do you remember reading & enjoying? Is there a book published now
that you’d like to see in today’s curriculum for kids?
To Kill A Mockingbird by Harper Lee is the Great American Novel. I was “forced” to read it in 10th grade. I cannot tell you how much I loved this book. Being from the south is a privilege, but we do have a sordid history of racism and classism that is embarrassing and, in some cases, unforgivable. I don’t think I would have picked up this book if it were not required reading. The story of Jem and Scout and Dill was captivating and interesting, but the story about Tom Robinson and The Ewells is what really drew me in.
We moved at the end of 10th grade, but again in 11th, I was required to read the book again. And I could have gotten by with my memory from the previous year, but I reread the book because I loved it. To this day, it’s my favorite book, followed closely by Pride and Prejudice. Surprisingly, I haven’t reread either of those books since I was a teenager. I may need to rectify that soon. I remember telling someone that when I had kids, I would read this book to them. I think they’re a little young now (the oldest is not yet five, and he’s kinda into Thomas the Train books), but I will one day keep that promise.

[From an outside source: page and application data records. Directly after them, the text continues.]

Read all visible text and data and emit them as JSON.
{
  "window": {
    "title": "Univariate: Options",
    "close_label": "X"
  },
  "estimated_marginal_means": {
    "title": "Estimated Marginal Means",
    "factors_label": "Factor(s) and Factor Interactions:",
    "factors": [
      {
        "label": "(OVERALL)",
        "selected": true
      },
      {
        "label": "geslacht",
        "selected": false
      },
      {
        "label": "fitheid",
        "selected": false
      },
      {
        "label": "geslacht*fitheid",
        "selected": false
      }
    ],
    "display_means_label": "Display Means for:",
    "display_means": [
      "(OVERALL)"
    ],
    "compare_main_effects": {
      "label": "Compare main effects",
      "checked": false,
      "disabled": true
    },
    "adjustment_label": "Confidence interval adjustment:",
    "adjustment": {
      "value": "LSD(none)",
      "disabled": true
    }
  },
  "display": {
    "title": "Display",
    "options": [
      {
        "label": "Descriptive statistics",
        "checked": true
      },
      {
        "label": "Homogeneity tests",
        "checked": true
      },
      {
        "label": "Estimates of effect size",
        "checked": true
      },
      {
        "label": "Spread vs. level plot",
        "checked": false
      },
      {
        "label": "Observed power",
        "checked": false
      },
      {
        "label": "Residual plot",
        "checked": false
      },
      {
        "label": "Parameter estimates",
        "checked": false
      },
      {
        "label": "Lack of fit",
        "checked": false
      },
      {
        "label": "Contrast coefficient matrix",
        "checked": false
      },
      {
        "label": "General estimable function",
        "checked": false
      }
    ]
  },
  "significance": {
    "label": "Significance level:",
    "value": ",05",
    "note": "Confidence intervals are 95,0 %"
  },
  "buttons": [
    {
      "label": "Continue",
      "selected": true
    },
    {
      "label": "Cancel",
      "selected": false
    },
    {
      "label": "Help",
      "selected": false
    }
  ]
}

What would I like to see teenagers today be “forced” to read? The Help by Kathryn Stockett. Another story in the same vein, namely, regarding the southern way of life in the middle part of the last century. It was a time of great upheaval and uncertainty, a time when many young people realized that they didn’t have to abide by the way of thinking that preceeded them. And I think this book really conveys that uncertainty and forward-thinking.
I know this is probably not groundbreaking, but these two books mean a lot to me and force me to confront the kind of thinking that seems to be ingrained in many people that I know. And, really, isn’t that the whole point?
What would you “force” kids these days to read?